:: Material to process ::

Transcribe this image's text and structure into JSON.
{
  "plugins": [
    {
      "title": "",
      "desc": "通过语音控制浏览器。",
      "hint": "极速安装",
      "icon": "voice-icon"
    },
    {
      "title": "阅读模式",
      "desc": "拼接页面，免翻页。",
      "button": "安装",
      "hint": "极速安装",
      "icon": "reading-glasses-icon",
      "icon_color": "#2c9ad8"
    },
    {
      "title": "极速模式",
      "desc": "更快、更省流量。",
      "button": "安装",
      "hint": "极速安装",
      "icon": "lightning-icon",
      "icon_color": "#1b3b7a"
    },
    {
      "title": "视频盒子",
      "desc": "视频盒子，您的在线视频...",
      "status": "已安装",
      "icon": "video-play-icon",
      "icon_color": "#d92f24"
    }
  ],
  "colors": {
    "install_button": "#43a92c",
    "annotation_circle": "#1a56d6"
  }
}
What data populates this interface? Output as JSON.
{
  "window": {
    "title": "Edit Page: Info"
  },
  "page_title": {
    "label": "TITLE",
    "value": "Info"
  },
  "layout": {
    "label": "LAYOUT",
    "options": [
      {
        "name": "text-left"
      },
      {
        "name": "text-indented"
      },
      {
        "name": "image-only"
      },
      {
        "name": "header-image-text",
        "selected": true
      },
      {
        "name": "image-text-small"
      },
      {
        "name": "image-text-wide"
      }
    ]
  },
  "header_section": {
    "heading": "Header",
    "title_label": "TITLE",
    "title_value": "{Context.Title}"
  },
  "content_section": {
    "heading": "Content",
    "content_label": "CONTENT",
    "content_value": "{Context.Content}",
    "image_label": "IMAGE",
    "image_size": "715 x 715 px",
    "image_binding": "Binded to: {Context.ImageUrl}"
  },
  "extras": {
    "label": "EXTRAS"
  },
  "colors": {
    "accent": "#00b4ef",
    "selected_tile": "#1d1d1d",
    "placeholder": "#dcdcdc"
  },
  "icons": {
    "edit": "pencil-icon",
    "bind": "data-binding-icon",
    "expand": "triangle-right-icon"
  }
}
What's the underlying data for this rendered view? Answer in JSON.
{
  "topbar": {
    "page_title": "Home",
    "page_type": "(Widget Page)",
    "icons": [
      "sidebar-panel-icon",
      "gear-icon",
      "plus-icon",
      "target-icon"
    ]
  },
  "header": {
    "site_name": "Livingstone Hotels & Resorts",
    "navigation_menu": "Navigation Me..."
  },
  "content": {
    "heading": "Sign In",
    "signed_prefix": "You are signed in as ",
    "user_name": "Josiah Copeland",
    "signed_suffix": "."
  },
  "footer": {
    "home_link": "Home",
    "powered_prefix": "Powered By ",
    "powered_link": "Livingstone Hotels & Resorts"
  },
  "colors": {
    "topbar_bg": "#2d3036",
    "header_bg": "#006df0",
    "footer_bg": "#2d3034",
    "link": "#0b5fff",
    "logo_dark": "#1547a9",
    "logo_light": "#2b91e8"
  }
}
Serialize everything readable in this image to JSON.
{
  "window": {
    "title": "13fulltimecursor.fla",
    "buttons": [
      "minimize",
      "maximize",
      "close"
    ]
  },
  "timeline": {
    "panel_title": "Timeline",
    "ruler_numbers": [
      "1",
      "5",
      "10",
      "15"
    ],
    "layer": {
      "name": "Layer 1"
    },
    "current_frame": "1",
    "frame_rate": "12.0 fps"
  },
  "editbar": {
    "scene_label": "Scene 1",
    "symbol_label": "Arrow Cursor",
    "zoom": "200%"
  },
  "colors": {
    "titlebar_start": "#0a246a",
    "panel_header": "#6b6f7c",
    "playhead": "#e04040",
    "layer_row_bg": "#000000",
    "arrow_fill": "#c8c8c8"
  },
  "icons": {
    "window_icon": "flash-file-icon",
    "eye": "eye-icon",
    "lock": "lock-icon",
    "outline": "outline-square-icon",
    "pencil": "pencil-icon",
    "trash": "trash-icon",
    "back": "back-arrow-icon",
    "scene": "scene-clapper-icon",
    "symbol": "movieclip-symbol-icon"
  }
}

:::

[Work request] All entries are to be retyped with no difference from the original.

[Completed task]
Transcribe this image's text and structure into JSON.
{
  "plugins": [
    {
      "title": "",
      "desc": "通过语音控制浏览器。",
      "hint": "极速安装",
      "icon": "voice-icon"
    },
    {
      "title": "阅读模式",
      "desc": "拼接页面，免翻页。",
      "button": "安装",
      "hint": "极速安装",
      "icon": "reading-glasses-icon",
      "icon_color": "#2c9ad8"
    },
    {
      "title": "极速模式",
      "desc": "更快、更省流量。",
      "button": "安装",
      "hint": "极速安装",
      "icon": "lightning-icon",
      "icon_color": "#1b3b7a"
    },
    {
      "title": "视频盒子",
      "desc": "视频盒子，您的在线视频...",
      "status": "已安装",
      "icon": "video-play-icon",
      "icon_color": "#d92f24"
    }
  ],
  "colors": {
    "install_button": "#43a92c",
    "annotation_circle": "#1a56d6"
  }
}
What data populates this interface? Output as JSON.
{
  "window": {
    "title": "Edit Page: Info"
  },
  "page_title": {
    "label": "TITLE",
    "value": "Info"
  },
  "layout": {
    "label": "LAYOUT",
    "options": [
      {
        "name": "text-left"
      },
      {
        "name": "text-indented"
      },
      {
        "name": "image-only"
      },
      {
        "name": "header-image-text",
        "selected": true
      },
      {
        "name": "image-text-small"
      },
      {
        "name": "image-text-wide"
      }
    ]
  },
  "header_section": {
    "heading": "Header",
    "title_label": "TITLE",
    "title_value": "{Context.Title}"
  },
  "content_section": {
    "heading": "Content",
    "content_label": "CONTENT",
    "content_value": "{Context.Content}",
    "image_label": "IMAGE",
    "image_size": "715 x 715 px",
    "image_binding": "Binded to: {Context.ImageUrl}"
  },
  "extras": {
    "label": "EXTRAS"
  },
  "colors": {
    "accent": "#00b4ef",
    "selected_tile": "#1d1d1d",
    "placeholder": "#dcdcdc"
  },
  "icons": {
    "edit": "pencil-icon",
    "bind": "data-binding-icon",
    "expand": "triangle-right-icon"
  }
}
What's the underlying data for this rendered view? Answer in JSON.
{
  "topbar": {
    "page_title": "Home",
    "page_type": "(Widget Page)",
    "icons": [
      "sidebar-panel-icon",
      "gear-icon",
      "plus-icon",
      "target-icon"
    ]
  },
  "header": {
    "site_name": "Livingstone Hotels & Resorts",
    "navigation_menu": "Navigation Me..."
  },
  "content": {
    "heading": "Sign In",
    "signed_prefix": "You are signed in as ",
    "user_name": "Josiah Copeland",
    "signed_suffix": "."
  },
  "footer": {
    "home_link": "Home",
    "powered_prefix": "Powered By ",
    "powered_link": "Livingstone Hotels & Resorts"
  },
  "colors": {
    "topbar_bg": "#2d3036",
    "header_bg": "#006df0",
    "footer_bg": "#2d3034",
    "link": "#0b5fff",
    "logo_dark": "#1547a9",
    "logo_light": "#2b91e8"
  }
}
Serialize everything readable in this image to JSON.
{
  "window": {
    "title": "13fulltimecursor.fla",
    "buttons": [
      "minimize",
      "maximize",
      "close"
    ]
  },
  "timeline": {
    "panel_title": "Timeline",
    "ruler_numbers": [
      "1",
      "5",
      "10",
      "15"
    ],
    "layer": {
      "name": "Layer 1"
    },
    "current_frame": "1",
    "frame_rate": "12.0 fps"
  },
  "editbar": {
    "scene_label": "Scene 1",
    "symbol_label": "Arrow Cursor",
    "zoom": "200%"
  },
  "colors": {
    "titlebar_start": "#0a246a",
    "panel_header": "#6b6f7c",
    "playhead": "#e04040",
    "layer_row_bg": "#000000",
    "arrow_fill": "#c8c8c8"
  },
  "icons": {
    "window_icon": "flash-file-icon",
    "eye": "eye-icon",
    "lock": "lock-icon",
    "outline": "outline-square-icon",
    "pencil": "pencil-icon",
    "trash": "trash-icon",
    "back": "back-arrow-icon",
    "scene": "scene-clapper-icon",
    "symbol": "movieclip-symbol-icon"
  }
}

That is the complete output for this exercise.